They expect me to say things in my tradition because I'm the presiding bishop. But when you start to talk to family and neighbors in your communities and say this is not just some boutique spiritual issue. It's this boutique issue, but this is a spiritual issue, and let's find one little place where we can start. I think that that's really important.
We do work with Evangelicals, the other kind of Evangelicals, though they don't think we're-- whatever. It's--because there's a growing awareness amongst particularly, I think, in the millennial Gen X-ers, Gen Y folks that the understanding of being given dominion of the Earth has been misused in the Christian tradition to allow for exploitation. So we're trying to find these-- I say not the usual suspects, especially when we're lobbying because I think we can get a better hearing than with folks when-- they're used to the Lutheran ELCA showing up for this stuff and the Unitarian Universalists. It's true.
But if we form alliances with Jews and Muslims of different practices, of different movements, and also with Evangelicals or quote, "conservative religious folks," I think that makes a greater impact. So one, it's local. And it's up to us to start and activate this because we're all somewhere. And two, yes, gather unexpected coalitions.
Sofía Betancourt: I completely agree. There is so much to learn from coalition building in a wide variety of organizing movements and direct action groups. And the things that we have learned, especially in faith-based organizing, is that we seek for places of commonality. We seek for shared values. We don't actually have to have exactly shared theologies to show up from the place of our values and our daily sense of living to do the work.
And I think also that there is an unfair stereotype, actually, about conservative Christian movements and the environment that have actually been--
I'm sorry. You're now hearing the tornado warning. It's noon in California on the first Wednesday of the month. Apologies for the noise. But when we look at the history of, say, the Endangered Species Act, you're going to see a conservative religious community showing up to protect because creation care is a theological value. And so I think we really have to prioritize this understanding that the way we've siloed in our religious communities actually is not particularly godly nor sacred and that there are ways to build relationships in human community for a greater good and that we prioritize those spaces.
We can leave some theological debate to the classroom, and to writing, and even to beautiful religious conversations.
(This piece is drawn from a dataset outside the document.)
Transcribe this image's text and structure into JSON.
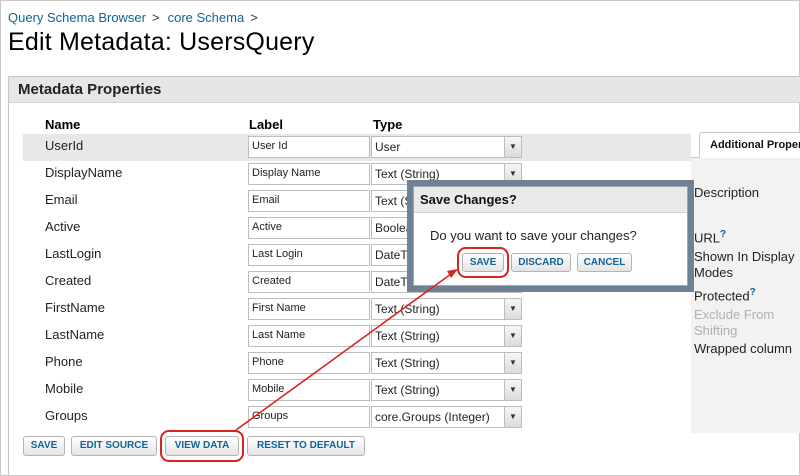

But actually, when there is urgency in the work, when we're promoting the work of justice, we look for places of overlap. Not erasure. I don't mean making everybody the same. But yes, unexpected coalition is one of the most impactful forward movement kind of investments that we can make. When we show up together, it is actually very difficult to tell us that the community and the country doesn't care about these issues.
Dan McKanan: And Rosalyn, you can have a final word.
Rosalyn LaPier: I guess my only final word-- and it's not connected to our last question there-- is just that we need to really-- and we've mentioned this a few times already-- really rethink that mythology that we have in American society about the idea of wilderness and about the idea of nature as being out there when it can be right here. And I think that unfortunately, that myth has done more damage over the years, I think, than has benefited us as a society. So thank you.
Dan McKanan: Thank you all so much. That's a great ending because through the magic of Zoom, all of us are right here in 200-plus different places. So I invite you to take what you've heard today and let it take deep root in the places where you find yourselves, all of which are sacred. Thank you.